Task requirements | Below are the records; locate each line with the word "Import" and copy it.

====== Supplied records ======

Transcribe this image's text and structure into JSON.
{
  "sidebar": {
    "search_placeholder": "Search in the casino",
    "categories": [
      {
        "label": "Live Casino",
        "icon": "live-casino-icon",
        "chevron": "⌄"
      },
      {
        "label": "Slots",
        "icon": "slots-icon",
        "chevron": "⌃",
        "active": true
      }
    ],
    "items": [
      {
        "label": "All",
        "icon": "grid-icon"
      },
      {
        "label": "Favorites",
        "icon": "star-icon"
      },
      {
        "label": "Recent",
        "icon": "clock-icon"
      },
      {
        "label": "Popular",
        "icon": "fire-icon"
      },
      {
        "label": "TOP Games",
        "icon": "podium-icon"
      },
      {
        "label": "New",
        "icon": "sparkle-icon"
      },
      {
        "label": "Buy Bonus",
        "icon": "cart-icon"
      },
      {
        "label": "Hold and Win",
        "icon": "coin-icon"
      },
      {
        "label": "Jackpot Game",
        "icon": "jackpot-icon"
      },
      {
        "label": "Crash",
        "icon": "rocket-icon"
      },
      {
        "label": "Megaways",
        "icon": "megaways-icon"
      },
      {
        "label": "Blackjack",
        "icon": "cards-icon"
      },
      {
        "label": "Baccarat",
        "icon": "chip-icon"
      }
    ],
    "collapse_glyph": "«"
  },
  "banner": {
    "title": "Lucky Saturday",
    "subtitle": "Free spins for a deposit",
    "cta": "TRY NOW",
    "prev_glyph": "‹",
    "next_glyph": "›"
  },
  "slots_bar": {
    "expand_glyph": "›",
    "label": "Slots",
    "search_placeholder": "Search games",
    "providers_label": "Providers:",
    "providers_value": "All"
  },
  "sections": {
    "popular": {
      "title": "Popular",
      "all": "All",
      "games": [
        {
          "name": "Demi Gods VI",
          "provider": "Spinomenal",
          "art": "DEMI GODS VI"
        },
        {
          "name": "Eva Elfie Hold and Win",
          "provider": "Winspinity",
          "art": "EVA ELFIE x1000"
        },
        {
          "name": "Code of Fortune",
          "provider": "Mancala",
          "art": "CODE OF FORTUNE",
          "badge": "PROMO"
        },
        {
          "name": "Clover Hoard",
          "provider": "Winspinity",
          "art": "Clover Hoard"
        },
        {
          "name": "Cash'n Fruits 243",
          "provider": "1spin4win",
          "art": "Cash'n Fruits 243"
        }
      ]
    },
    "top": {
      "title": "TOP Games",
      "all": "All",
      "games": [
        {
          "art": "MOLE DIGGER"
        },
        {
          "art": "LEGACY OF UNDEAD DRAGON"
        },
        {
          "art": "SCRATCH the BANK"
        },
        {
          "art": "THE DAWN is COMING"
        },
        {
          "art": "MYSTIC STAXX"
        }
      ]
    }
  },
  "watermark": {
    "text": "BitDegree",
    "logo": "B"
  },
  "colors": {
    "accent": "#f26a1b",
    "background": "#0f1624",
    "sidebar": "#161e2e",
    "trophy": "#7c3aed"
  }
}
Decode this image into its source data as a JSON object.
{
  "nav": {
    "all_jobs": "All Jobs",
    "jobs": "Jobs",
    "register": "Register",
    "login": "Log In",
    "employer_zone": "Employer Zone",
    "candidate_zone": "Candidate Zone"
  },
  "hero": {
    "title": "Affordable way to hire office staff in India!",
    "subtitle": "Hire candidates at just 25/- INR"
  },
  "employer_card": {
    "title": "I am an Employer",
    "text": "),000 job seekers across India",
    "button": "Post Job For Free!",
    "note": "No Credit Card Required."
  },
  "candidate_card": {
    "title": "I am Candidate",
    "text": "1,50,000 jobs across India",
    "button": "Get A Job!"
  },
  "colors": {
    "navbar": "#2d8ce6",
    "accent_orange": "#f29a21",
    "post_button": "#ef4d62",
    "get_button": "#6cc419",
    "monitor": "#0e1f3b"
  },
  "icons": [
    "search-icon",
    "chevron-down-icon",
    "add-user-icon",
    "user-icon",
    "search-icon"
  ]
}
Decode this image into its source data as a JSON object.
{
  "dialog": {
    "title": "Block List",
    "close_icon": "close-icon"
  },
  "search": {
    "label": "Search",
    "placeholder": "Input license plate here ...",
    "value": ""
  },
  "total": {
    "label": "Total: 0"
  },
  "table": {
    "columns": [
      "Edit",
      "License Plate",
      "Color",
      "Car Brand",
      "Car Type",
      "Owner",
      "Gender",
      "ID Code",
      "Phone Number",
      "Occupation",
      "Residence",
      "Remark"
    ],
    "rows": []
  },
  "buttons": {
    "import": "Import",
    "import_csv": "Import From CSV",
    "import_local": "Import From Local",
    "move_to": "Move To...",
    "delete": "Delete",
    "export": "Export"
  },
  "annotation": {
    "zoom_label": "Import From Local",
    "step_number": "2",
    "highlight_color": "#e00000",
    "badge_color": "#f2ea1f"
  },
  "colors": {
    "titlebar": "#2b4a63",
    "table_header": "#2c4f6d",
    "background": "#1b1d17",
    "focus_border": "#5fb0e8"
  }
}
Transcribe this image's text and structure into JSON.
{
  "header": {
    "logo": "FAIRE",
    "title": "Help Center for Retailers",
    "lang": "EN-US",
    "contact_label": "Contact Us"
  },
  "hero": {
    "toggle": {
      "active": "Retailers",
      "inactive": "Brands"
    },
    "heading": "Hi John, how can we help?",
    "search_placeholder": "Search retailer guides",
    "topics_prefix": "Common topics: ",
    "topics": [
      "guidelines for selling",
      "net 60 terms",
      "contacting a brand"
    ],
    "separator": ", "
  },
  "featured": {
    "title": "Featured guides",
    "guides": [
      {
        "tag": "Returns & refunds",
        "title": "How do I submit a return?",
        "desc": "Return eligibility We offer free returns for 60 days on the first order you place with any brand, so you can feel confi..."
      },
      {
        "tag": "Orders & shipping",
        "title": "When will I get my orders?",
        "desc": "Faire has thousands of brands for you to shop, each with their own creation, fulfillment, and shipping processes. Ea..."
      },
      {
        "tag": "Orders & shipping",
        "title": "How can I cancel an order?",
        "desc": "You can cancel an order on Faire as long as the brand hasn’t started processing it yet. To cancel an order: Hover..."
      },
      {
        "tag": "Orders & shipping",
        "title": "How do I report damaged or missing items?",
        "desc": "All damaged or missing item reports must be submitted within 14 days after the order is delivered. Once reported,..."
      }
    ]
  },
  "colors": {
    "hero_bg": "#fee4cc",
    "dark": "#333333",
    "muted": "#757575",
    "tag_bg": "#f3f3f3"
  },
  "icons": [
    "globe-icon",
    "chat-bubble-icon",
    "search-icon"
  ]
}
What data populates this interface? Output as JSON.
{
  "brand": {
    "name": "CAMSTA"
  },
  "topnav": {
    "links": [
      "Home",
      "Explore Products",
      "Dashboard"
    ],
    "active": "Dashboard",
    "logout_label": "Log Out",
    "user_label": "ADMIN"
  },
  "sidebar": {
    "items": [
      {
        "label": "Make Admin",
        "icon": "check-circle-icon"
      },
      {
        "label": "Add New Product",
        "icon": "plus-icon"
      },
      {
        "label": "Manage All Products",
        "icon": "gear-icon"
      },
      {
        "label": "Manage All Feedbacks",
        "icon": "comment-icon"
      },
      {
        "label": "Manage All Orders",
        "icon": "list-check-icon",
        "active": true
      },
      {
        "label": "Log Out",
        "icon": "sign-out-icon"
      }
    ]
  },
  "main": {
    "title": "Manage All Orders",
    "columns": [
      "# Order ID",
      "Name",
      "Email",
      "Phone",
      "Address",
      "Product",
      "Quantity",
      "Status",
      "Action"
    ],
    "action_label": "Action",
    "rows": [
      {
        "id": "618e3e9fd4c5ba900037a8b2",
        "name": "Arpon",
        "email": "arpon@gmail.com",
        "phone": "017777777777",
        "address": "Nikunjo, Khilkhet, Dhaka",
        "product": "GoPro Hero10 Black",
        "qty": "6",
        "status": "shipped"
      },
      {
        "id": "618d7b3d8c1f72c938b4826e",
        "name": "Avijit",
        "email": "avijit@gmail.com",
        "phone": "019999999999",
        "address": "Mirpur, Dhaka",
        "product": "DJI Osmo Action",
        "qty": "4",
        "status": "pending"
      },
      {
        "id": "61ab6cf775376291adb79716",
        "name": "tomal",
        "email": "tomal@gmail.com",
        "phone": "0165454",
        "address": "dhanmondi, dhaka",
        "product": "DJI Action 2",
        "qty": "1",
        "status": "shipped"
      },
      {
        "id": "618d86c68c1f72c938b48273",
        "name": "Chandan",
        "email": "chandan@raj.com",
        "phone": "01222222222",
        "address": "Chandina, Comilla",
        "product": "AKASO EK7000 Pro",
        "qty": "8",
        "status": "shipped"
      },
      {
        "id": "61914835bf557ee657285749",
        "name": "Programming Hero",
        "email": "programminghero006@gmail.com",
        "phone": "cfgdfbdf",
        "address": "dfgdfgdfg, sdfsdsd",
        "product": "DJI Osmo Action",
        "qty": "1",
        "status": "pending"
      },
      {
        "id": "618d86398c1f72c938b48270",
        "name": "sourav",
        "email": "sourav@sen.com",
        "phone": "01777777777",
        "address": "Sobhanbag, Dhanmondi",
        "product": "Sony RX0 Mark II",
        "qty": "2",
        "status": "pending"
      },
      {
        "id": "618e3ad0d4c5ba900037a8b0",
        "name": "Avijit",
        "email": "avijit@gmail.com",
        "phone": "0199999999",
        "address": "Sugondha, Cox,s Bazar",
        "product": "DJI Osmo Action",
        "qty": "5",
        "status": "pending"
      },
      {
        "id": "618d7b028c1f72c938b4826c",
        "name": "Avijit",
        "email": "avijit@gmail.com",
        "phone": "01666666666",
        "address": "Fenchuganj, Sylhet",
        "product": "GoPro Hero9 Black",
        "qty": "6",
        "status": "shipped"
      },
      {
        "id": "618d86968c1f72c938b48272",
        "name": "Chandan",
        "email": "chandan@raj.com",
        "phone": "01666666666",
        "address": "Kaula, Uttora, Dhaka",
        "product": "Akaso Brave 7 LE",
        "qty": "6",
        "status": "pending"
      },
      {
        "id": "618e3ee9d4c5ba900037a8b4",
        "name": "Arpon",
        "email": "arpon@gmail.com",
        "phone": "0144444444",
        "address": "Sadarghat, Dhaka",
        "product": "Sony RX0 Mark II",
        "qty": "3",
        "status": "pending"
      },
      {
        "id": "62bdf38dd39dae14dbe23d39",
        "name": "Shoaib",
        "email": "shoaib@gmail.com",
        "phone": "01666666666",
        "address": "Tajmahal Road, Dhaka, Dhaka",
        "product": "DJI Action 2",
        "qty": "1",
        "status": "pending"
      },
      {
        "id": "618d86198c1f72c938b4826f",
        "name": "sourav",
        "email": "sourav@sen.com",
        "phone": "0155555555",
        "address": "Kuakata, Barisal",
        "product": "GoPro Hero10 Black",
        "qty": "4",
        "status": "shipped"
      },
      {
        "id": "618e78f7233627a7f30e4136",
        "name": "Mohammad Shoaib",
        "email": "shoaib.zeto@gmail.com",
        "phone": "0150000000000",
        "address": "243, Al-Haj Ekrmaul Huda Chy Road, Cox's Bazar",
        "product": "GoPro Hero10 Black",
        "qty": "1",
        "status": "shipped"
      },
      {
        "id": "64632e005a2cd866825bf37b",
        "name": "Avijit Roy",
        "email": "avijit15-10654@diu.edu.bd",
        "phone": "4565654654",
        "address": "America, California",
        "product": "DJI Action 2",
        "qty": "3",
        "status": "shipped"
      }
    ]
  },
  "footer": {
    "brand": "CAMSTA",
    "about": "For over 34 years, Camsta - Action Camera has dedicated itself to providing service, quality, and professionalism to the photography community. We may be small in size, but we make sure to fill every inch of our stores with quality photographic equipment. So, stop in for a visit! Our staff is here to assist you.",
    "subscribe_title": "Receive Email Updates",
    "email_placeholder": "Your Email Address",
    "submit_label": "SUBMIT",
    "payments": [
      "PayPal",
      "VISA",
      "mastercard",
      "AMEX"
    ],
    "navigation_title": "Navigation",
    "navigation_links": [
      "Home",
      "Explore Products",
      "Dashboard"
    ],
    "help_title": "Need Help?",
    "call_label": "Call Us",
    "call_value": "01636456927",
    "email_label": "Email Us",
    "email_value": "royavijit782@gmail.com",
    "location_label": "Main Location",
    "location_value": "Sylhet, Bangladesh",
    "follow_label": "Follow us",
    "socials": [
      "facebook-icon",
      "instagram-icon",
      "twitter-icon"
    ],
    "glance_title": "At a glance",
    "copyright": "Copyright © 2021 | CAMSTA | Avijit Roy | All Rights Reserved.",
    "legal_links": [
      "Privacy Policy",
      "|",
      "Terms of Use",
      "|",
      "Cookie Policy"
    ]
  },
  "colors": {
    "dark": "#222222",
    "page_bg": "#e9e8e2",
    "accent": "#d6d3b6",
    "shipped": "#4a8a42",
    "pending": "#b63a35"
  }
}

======

Result |
    "import": "Import",
    "import_csv": "Import From CSV",
    "import_local": "Import From Local",
    "zoom_label": "Import From Local",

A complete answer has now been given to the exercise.